### Material for the task
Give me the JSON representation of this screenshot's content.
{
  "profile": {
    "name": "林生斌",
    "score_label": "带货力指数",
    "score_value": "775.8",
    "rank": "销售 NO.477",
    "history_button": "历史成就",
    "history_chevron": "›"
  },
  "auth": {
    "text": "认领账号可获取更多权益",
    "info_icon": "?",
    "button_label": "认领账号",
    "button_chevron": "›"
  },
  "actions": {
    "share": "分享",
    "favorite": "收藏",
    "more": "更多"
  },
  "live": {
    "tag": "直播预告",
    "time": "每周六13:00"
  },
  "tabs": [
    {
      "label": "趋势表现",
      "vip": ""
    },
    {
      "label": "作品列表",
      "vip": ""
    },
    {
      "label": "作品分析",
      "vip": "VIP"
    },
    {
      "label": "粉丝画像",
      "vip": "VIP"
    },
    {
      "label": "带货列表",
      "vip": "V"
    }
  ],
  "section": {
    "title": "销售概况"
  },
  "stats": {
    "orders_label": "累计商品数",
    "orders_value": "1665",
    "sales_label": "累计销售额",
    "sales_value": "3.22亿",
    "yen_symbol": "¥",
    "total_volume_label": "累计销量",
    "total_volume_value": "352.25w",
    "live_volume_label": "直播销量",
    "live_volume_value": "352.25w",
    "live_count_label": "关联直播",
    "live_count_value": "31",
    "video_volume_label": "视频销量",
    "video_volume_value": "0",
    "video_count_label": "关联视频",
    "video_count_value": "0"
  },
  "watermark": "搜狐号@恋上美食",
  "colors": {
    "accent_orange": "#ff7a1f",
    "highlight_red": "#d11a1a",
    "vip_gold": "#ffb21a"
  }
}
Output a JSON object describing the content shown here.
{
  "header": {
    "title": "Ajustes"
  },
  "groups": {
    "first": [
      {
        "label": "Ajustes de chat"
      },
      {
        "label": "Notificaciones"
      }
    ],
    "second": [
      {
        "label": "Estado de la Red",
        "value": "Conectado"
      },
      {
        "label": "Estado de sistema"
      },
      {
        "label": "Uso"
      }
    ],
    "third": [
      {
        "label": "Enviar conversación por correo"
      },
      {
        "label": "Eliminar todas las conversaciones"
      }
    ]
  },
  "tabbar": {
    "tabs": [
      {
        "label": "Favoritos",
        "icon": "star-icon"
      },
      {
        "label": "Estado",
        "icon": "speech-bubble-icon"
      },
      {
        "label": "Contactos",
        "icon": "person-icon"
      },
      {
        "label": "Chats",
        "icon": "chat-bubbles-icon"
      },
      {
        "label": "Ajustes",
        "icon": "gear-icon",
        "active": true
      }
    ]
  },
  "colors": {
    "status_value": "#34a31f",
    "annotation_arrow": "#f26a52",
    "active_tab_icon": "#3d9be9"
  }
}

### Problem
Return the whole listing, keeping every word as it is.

### Final answer
Give me the JSON representation of this screenshot's content.
{
  "profile": {
    "name": "林生斌",
    "score_label": "带货力指数",
    "score_value": "775.8",
    "rank": "销售 NO.477",
    "history_button": "历史成就",
    "history_chevron": "›"
  },
  "auth": {
    "text": "认领账号可获取更多权益",
    "info_icon": "?",
    "button_label": "认领账号",
    "button_chevron": "›"
  },
  "actions": {
    "share": "分享",
    "favorite": "收藏",
    "more": "更多"
  },
  "live": {
    "tag": "直播预告",
    "time": "每周六13:00"
  },
  "tabs": [
    {
      "label": "趋势表现",
      "vip": ""
    },
    {
      "label": "作品列表",
      "vip": ""
    },
    {
      "label": "作品分析",
      "vip": "VIP"
    },
    {
      "label": "粉丝画像",
      "vip": "VIP"
    },
    {
      "label": "带货列表",
      "vip": "V"
    }
  ],
  "section": {
    "title": "销售概况"
  },
  "stats": {
    "orders_label": "累计商品数",
    "orders_value": "1665",
    "sales_label": "累计销售额",
    "sales_value": "3.22亿",
    "yen_symbol": "¥",
    "total_volume_label": "累计销量",
    "total_volume_value": "352.25w",
    "live_volume_label": "直播销量",
    "live_volume_value": "352.25w",
    "live_count_label": "关联直播",
    "live_count_value": "31",
    "video_volume_label": "视频销量",
    "video_volume_value": "0",
    "video_count_label": "关联视频",
    "video_count_value": "0"
  },
  "watermark": "搜狐号@恋上美食",
  "colors": {
    "accent_orange": "#ff7a1f",
    "highlight_red": "#d11a1a",
    "vip_gold": "#ffb21a"
  }
}
Output a JSON object describing the content shown here.
{
  "header": {
    "title": "Ajustes"
  },
  "groups": {
    "first": [
      {
        "label": "Ajustes de chat"
      },
      {
        "label": "Notificaciones"
      }
    ],
    "second": [
      {
        "label": "Estado de la Red",
        "value": "Conectado"
      },
      {
        "label": "Estado de sistema"
      },
      {
        "label": "Uso"
      }
    ],
    "third": [
      {
        "label": "Enviar conversación por correo"
      },
      {
        "label": "Eliminar todas las conversaciones"
      }
    ]
  },
  "tabbar": {
    "tabs": [
      {
        "label": "Favoritos",
        "icon": "star-icon"
      },
      {
        "label": "Estado",
        "icon": "speech-bubble-icon"
      },
      {
        "label": "Contactos",
        "icon": "person-icon"
      },
      {
        "label": "Chats",
        "icon": "chat-bubbles-icon"
      },
      {
        "label": "Ajustes",
        "icon": "gear-icon",
        "active": true
      }
    ]
  },
  "colors": {
    "status_value": "#34a31f",
    "annotation_arrow": "#f26a52",
    "active_tab_icon": "#3d9be9"
  }
}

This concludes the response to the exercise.